We already know that, just because we read that “The President said blah blah blah” — that the President might not have said that. It’s easy to fake text, all it takes is a keyboard and a fibber with an agenda. BAM! Fake News, in your face. Nobody automatically trusts that text is evidence of anything.
Photography, once worth a thousand words, is now worth nothing, when it comes to evidence. Pyramids are rearranged, women become inhumanly thin and long, and people’s faces often appear atop the wrong bodies. As John Stewart once said, “Yeah, we have Photoshop.” Bzzzz — fake news!
We have however, as a society, come to trust video. If we can see it happen, we believe that it happened. Sure, there’s a little blurring around the edges — the camera angle might hide some of the action, the quality might obscure some detail. But in general, seeing is believing,
That trust is about to die.
So far, creating convincing fake video is difficult, expensive, and slow. It takes a Hollywood specifical-effects house and millions of dollars to make a scene that looks, feels, and sounds real. As humans, we’re good at reading human facial expressions — we have low tolerance for RobotFace. We’re good at recognizing voices — we know an impostor when we hear one. When we watch an approximation of a real-life scene in a movie, we marvel when it gets close.
In a year or two, creating fake video is will become quick, cheap, and easy. How?

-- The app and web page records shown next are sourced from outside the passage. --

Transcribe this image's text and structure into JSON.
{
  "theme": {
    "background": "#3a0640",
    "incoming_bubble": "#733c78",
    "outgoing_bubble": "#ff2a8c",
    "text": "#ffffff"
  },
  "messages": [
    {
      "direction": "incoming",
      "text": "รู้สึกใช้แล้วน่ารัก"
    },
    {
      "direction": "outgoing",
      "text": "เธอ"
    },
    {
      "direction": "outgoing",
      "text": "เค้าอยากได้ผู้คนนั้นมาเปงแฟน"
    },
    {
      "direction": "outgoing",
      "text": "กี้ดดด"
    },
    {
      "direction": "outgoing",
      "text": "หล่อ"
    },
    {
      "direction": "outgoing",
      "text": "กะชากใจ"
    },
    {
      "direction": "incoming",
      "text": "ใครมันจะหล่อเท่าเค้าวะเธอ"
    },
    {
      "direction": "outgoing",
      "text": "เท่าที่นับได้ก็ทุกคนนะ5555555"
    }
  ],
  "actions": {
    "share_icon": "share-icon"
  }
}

Here’s one way — Adobe is working on a project called VoCo. It can take 20 minutes of an audio track of a person speaking, and create a voice model based on it. Then you can type in arbitrary text, and hear the person speak your text. In a believable fashion. It sounds good — and will undoubtedly get much better before it’s near-future launch.

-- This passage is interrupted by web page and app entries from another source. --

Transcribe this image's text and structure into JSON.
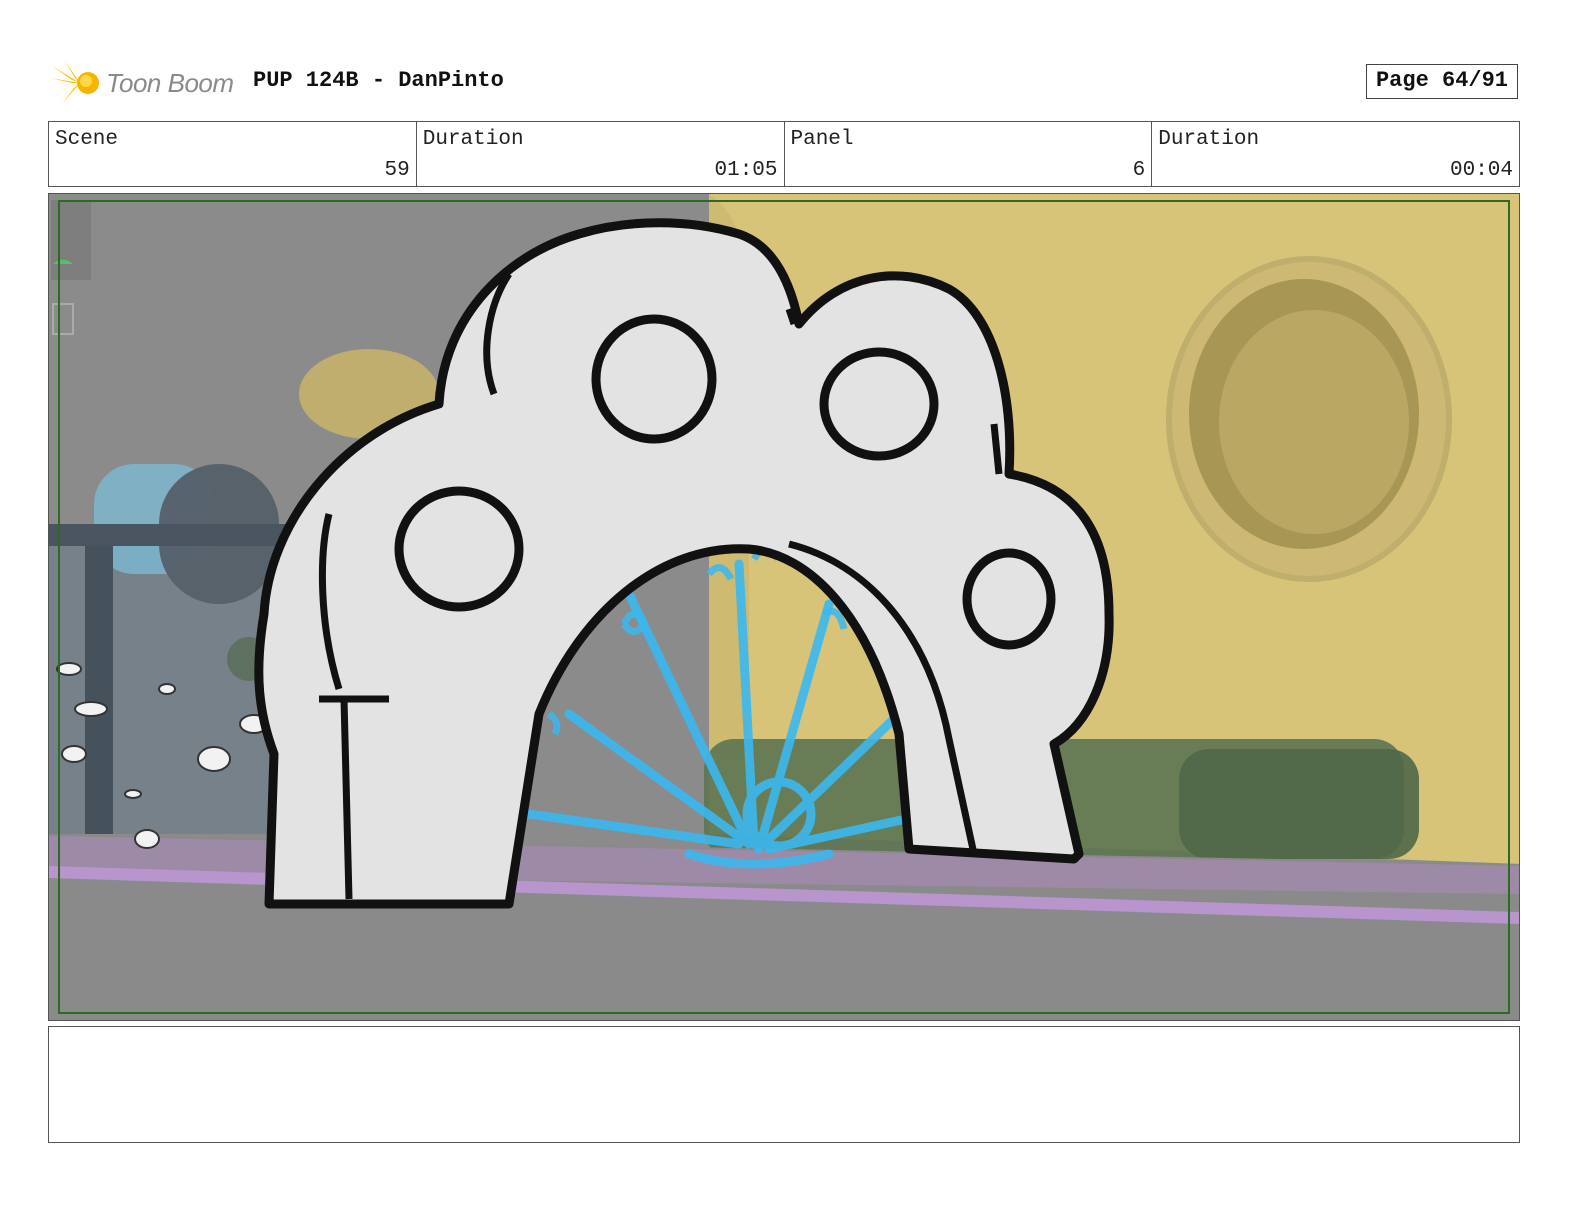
{
  "header": {
    "logo_text": "Toon Boom",
    "project_title": "PUP 124B - DanPinto",
    "page_label": "Page 64/91"
  },
  "info": {
    "scene_label": "Scene",
    "scene_value": "59",
    "scene_duration_label": "Duration",
    "scene_duration_value": "01:05",
    "panel_label": "Panel",
    "panel_value": "6",
    "panel_duration_label": "Duration",
    "panel_duration_value": "00:04"
  },
  "notes": {
    "text": ""
  },
  "colors": {
    "safe_frame": "#2d6b22",
    "arch_fill": "#e4e4e4",
    "sketch_blue": "#3bb8f0",
    "background_yellow": "#d6c277",
    "floor_purple": "#b08cc4"
  }
}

Here’s another — a group of university researchers have demonstrated a system that maps your face — from a webcam — to another face. Any facial expression, tick, or emotion that crosses your face is reflected on the other. In this demonstration of Face2Face, they show an everyday joe driving The Donald’s face with his own. And it looks really, really good.

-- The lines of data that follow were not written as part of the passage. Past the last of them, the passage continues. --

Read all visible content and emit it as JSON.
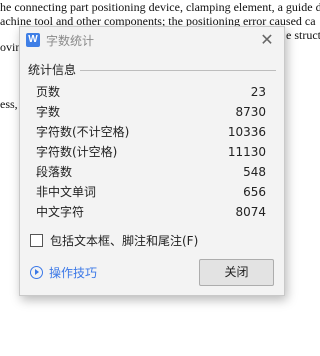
{
  "background_document": {
    "lines": [
      "he connecting part positioning device, clamping element, a guide d",
      "achine tool and other components; the positioning error caused ca",
      "oving",
      "e struct",
      "ess, p"
    ]
  },
  "dialog": {
    "app_icon_letter": "W",
    "title": "字数统计",
    "close_glyph": "✕",
    "section_title": "统计信息",
    "stats": [
      {
        "label": "页数",
        "value": "23"
      },
      {
        "label": "字数",
        "value": "8730"
      },
      {
        "label": "字符数(不计空格)",
        "value": "10336"
      },
      {
        "label": "字符数(计空格)",
        "value": "11130"
      },
      {
        "label": "段落数",
        "value": "548"
      },
      {
        "label": "非中文单词",
        "value": "656"
      },
      {
        "label": "中文字符",
        "value": "8074"
      }
    ],
    "checkbox_label": "包括文本框、脚注和尾注(F)",
    "checkbox_checked": false,
    "tips_label": "操作技巧",
    "close_button_label": "关闭"
  },
  "colors": {
    "accent": "#3b78e7",
    "app_icon": "#3f7fe6",
    "dialog_background": "#f3f3f3"
  }
}
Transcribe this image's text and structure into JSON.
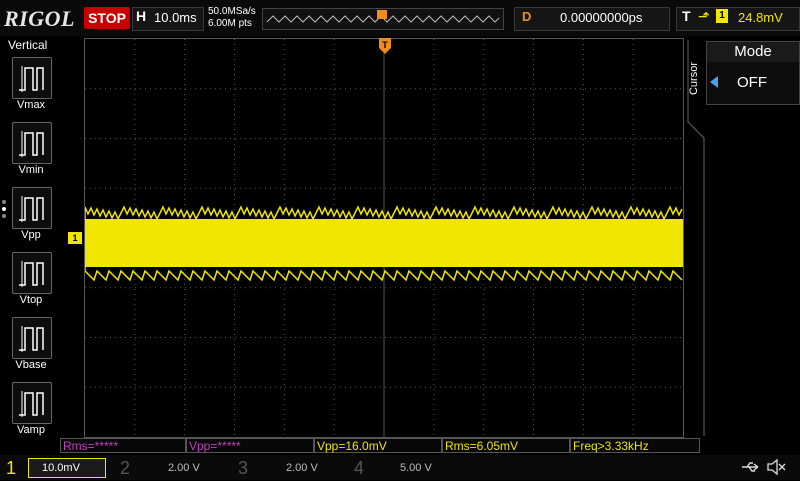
{
  "brand": "RIGOL",
  "run_state": "STOP",
  "horizontal": {
    "letter": "H",
    "timebase": "10.0ms",
    "sample_rate": "50.0MSa/s",
    "memory_depth": "6.00M pts"
  },
  "delay": {
    "letter": "D",
    "value": "0.00000000ps"
  },
  "trigger": {
    "letter": "T",
    "source": "1",
    "level": "24.8mV",
    "marker": "T"
  },
  "sidebar": {
    "title": "Vertical",
    "items": [
      {
        "label": "Vmax"
      },
      {
        "label": "Vmin"
      },
      {
        "label": "Vpp"
      },
      {
        "label": "Vtop"
      },
      {
        "label": "Vbase"
      },
      {
        "label": "Vamp"
      }
    ]
  },
  "channel_marker": "1",
  "cursor_menu": {
    "title": "Cursor",
    "mode_label": "Mode",
    "mode_value": "OFF"
  },
  "measurements": [
    {
      "text": "Rms=*****",
      "color": "#c040c0"
    },
    {
      "text": "Vpp=*****",
      "color": "#c040c0"
    },
    {
      "text": "Vpp=16.0mV",
      "color": "#f0e600"
    },
    {
      "text": "Rms=6.05mV",
      "color": "#f0e600"
    },
    {
      "text": "Freq>3.33kHz",
      "color": "#f0e600"
    }
  ],
  "channels": [
    {
      "num": "1",
      "scale": "10.0mV",
      "color": "#f0e600"
    },
    {
      "num": "2",
      "scale": "2.00 V",
      "color": "#00c0c0"
    },
    {
      "num": "3",
      "scale": "2.00 V",
      "color": "#c040c0"
    },
    {
      "num": "4",
      "scale": "5.00 V",
      "color": "#4a7ad8"
    }
  ],
  "colors": {
    "ch1": "#f0e600",
    "grid": "#555555",
    "stop": "#c80000",
    "accent": "#f08c1e"
  },
  "icons": [
    "usb-icon",
    "speaker-mute-icon"
  ]
}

These technologies will be finding their way into consumer products, for fun, gaming, ebook-reading, live-mediated acting, and thousands of other applications. As humans, we’ve always enjoyed mimicry and identity-bending, and these technologies will be all the rage at a Christmas not too far from now.
But what does this mean for recordings of news? The next time you see one man killing another in a video, will you believe what you’re seeing? If you see a politician make a speech and say something controversial, will you wonder if it’s her, or will you assume that it is some kid with Adobe’s Creative Cloud?
As a society, we’ve developed ways of dealing with easy-to-fake evidence. We’ve evolved “authority” — voices that we trust like the Police, News organizations, the Government. At least — our parents used to trust them. We’ve been raised to question everything we’re told, whether it’s news about the President or science about the weather. Many people find it easier to believe completely falsified “news” if it confirms their existing biases and worldview, regardless of the truth. We’ve left “Truth” behind and become a “Truthy” culture, in which nobody can convince anybody of the truth of anything.
Even our major tool in convincing others — Evidence — is about to become “Evidency.”
And down the rabbit-hole we go.